Your reply should consist of the listing, copied exactly.
........
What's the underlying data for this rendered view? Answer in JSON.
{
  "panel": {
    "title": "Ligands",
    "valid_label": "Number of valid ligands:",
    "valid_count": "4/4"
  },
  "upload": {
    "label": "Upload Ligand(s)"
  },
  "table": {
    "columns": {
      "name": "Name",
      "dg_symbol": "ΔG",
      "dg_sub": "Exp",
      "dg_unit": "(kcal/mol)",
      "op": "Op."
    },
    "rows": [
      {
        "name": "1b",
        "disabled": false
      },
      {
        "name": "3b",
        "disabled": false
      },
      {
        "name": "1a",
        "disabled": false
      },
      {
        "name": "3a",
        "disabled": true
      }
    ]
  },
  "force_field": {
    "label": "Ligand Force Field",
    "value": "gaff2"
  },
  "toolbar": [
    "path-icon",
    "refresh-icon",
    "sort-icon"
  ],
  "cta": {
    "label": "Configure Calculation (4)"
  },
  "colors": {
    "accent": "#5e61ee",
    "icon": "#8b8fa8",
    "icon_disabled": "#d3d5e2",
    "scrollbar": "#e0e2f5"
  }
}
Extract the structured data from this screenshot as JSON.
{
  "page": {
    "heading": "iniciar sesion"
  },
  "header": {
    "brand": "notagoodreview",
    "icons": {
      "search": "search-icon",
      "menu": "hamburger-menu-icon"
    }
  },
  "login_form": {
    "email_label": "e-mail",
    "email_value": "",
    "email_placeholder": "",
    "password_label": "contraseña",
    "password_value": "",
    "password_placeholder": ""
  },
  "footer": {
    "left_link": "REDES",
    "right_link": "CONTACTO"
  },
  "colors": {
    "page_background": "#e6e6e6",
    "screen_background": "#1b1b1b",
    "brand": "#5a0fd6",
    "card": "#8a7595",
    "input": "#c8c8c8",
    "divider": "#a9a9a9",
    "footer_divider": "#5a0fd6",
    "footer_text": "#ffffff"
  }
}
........
Your solution:
What's the underlying data for this rendered view? Answer in JSON.
{
  "panel": {
    "title": "Ligands",
    "valid_label": "Number of valid ligands:",
    "valid_count": "4/4"
  },
  "upload": {
    "label": "Upload Ligand(s)"
  },
  "table": {
    "columns": {
      "name": "Name",
      "dg_symbol": "ΔG",
      "dg_sub": "Exp",
      "dg_unit": "(kcal/mol)",
      "op": "Op."
    },
    "rows": [
      {
        "name": "1b",
        "disabled": false
      },
      {
        "name": "3b",
        "disabled": false
      },
      {
        "name": "1a",
        "disabled": false
      },
      {
        "name": "3a",
        "disabled": true
      }
    ]
  },
  "force_field": {
    "label": "Ligand Force Field",
    "value": "gaff2"
  },
  "toolbar": [
    "path-icon",
    "refresh-icon",
    "sort-icon"
  ],
  "cta": {
    "label": "Configure Calculation (4)"
  },
  "colors": {
    "accent": "#5e61ee",
    "icon": "#8b8fa8",
    "icon_disabled": "#d3d5e2",
    "scrollbar": "#e0e2f5"
  }
}
Extract the structured data from this screenshot as JSON.
{
  "page": {
    "heading": "iniciar sesion"
  },
  "header": {
    "brand": "notagoodreview",
    "icons": {
      "search": "search-icon",
      "menu": "hamburger-menu-icon"
    }
  },
  "login_form": {
    "email_label": "e-mail",
    "email_value": "",
    "email_placeholder": "",
    "password_label": "contraseña",
    "password_value": "",
    "password_placeholder": ""
  },
  "footer": {
    "left_link": "REDES",
    "right_link": "CONTACTO"
  },
  "colors": {
    "page_background": "#e6e6e6",
    "screen_background": "#1b1b1b",
    "brand": "#5a0fd6",
    "card": "#8a7595",
    "input": "#c8c8c8",
    "divider": "#a9a9a9",
    "footer_divider": "#5a0fd6",
    "footer_text": "#ffffff"
  }
}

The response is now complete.